Impressive. To me it looks like a Soprano and not an expensive one. I checked out this guy and it seems that he’s a very able guitar player who also plays Uke. His main work is acting. He keeps a Pink Mahalo too but to my ear it doesn’t sound much so I’ve not bothered adding a video link of it - the black/dark one might be a Mahalo as well but if so then perhaps it’s an unusually good one that’s been well sorted too.

I think that this guy is a good example of a skilled musician who makes the Soprano size Uke work for then. In the past - still do too - I have wondered whether the original (late 1800’s) Soprano Ukes were essentially a (thoughtfully scaled down to be) compact size and cost effective travel instrument that (still) works rather well.

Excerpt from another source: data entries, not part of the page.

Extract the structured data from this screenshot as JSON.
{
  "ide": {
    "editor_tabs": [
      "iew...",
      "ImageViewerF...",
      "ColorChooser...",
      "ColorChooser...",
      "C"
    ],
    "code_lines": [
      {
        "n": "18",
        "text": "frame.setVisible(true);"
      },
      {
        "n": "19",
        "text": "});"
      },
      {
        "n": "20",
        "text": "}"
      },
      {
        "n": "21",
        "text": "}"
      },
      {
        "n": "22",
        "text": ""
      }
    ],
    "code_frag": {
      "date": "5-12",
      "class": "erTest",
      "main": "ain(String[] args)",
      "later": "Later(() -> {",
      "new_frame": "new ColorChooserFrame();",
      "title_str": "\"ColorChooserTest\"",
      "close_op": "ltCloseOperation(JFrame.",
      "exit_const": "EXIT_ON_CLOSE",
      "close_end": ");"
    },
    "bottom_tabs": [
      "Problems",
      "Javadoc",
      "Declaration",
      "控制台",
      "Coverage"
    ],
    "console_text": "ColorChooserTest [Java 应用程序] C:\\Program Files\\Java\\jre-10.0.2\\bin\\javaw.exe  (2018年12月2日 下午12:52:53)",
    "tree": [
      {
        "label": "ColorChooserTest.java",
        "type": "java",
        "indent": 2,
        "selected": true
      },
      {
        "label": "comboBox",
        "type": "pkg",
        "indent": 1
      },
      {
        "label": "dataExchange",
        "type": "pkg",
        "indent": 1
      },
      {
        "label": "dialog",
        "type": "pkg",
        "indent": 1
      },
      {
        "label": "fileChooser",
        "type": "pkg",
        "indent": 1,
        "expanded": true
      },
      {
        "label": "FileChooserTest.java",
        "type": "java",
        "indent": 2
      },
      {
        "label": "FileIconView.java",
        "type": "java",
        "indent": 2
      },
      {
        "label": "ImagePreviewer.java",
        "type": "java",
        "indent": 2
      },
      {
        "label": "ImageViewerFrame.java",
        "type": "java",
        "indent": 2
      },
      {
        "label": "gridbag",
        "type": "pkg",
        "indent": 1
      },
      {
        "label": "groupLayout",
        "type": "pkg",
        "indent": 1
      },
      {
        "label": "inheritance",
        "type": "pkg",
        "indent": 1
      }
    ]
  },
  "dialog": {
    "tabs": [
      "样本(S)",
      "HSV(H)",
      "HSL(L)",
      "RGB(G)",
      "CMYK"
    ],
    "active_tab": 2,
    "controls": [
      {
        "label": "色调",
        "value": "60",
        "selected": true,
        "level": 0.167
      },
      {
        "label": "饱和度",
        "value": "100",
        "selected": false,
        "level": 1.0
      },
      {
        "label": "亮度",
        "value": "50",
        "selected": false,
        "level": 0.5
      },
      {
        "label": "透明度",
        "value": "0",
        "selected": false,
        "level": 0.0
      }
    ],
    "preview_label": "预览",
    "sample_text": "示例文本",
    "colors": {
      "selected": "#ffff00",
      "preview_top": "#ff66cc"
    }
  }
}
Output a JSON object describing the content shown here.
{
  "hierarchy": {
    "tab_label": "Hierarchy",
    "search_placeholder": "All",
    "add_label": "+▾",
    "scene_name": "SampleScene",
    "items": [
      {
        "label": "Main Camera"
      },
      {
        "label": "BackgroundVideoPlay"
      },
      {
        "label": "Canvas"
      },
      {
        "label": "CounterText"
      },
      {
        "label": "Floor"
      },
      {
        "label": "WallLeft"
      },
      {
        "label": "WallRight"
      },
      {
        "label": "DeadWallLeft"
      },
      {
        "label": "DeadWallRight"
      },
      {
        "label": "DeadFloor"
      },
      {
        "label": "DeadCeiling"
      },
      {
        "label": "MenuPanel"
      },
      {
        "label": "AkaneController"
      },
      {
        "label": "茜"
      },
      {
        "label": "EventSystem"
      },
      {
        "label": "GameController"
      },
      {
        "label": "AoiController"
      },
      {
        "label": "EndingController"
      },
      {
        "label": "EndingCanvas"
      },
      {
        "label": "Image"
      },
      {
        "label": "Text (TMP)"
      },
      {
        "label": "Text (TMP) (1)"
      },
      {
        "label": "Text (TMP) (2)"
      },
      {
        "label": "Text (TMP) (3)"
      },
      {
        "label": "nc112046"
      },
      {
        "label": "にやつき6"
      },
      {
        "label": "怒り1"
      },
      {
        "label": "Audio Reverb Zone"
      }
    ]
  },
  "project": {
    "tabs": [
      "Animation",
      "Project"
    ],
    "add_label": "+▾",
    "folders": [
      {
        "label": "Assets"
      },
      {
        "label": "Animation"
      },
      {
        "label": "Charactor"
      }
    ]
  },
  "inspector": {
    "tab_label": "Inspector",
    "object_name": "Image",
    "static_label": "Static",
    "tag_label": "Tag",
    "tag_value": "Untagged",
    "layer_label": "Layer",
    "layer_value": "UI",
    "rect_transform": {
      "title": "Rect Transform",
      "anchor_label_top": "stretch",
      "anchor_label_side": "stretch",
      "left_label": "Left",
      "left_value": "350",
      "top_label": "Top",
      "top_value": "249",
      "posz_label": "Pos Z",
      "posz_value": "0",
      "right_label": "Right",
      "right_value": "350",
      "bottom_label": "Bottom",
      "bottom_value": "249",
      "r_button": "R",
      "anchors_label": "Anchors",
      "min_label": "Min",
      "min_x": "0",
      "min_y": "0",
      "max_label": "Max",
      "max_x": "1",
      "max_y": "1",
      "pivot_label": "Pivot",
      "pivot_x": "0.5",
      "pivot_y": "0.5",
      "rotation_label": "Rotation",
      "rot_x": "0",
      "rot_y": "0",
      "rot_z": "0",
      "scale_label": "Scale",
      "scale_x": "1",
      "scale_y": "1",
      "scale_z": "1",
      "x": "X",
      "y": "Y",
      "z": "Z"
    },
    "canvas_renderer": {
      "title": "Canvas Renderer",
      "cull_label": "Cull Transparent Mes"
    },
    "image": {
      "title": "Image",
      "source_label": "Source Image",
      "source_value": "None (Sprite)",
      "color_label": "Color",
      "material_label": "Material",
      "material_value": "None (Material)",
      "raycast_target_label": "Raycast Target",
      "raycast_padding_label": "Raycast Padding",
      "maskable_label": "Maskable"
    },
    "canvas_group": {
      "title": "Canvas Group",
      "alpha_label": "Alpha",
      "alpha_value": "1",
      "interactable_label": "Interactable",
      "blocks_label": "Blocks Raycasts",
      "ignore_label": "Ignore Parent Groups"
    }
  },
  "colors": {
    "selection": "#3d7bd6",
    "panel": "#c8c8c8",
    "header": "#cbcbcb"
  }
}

I've gotten hooked on Mr. McLachlan's Australian murder mystery TV series. While watching past seasons of the show on YouTube, I stumbled across the videos of him playing guitar & ukulele. I believe he's been playing guitar since he was a kid, and he had a singing career in Australia back in the 80s. I had just started playing the ukulele when I saw that video and it really spurred me on to continue learning. I like playing my soprano, but prefer the concert scale. I just ordered a Kiwaya/Famous long neck soprano. That's the nice thing about ukuleles.....lots of choices :)

Kyle23
11-19-2017, 03:24 AM
Because they're harder to play for people with bigger hands. Just as tenors may be harder to play than a concert or soprano for someone with smaller hands. People play guitars, so why are tenors harder to play if you have smaller hands? Same thing, it's just how it is.